On to LA Live and the Grammy Museum -  As we strolled down Broadway past the Orpheum Theatre and the Ace Hotel, it didn't take us long to reach LA Live and the Grammy Museum.  The surrounding area , called South Park, is filling up with fairly attractive high-rise residential buildings but is fairly utilitarian.  We really enjoyed the interactive exhibits in the Grammy Museum and noticed the LA Live courtyard only really comes to life at night.  But this "mini-Times Square" provides some wonderful entertainment and its digital signs and lighting provides a nice contrast to the funkier and dense Historic Core.  Vive la difference!

A music lover's dream and only a 15 minute walk from Broadway, the Grammy Museum is another reason to enjoy downtown LA.
An active entertainment district at night, LA Live has given downtown some sorely needed energy.

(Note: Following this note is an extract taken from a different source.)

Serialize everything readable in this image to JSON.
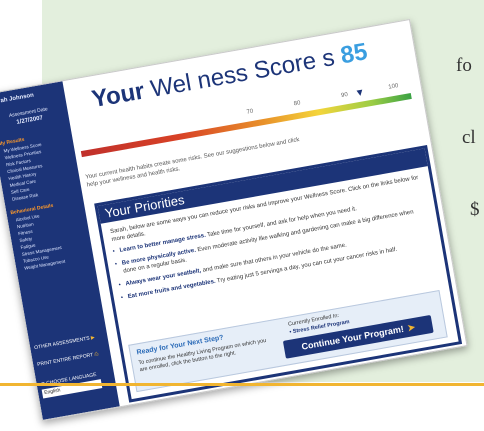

Summing up a memorable trip:  Downtown LA is definitely on the upswing.  The Historic Core is livelier than ever and has a lot of attractions - restaurants, theaters, historic preservation, lofts and cafes.  Sixth Street between Broadway and Figueroa is becoming a foodie's dream.  The Civic Center, the Financial District and Bunker Hill have first class museums and architecture.  The area was generally clean and well-maintained although better pedestrian connections and more street trees would enhance the visitor's experience.  More than anything, I hope that the recent voter passage (76% yes!) of Measure HHH (an increase in property tax assessment) to build housing for the homeless people will make a true difference.  Downtown LA is revitalizing.  The last step is to make it a more humane place for all.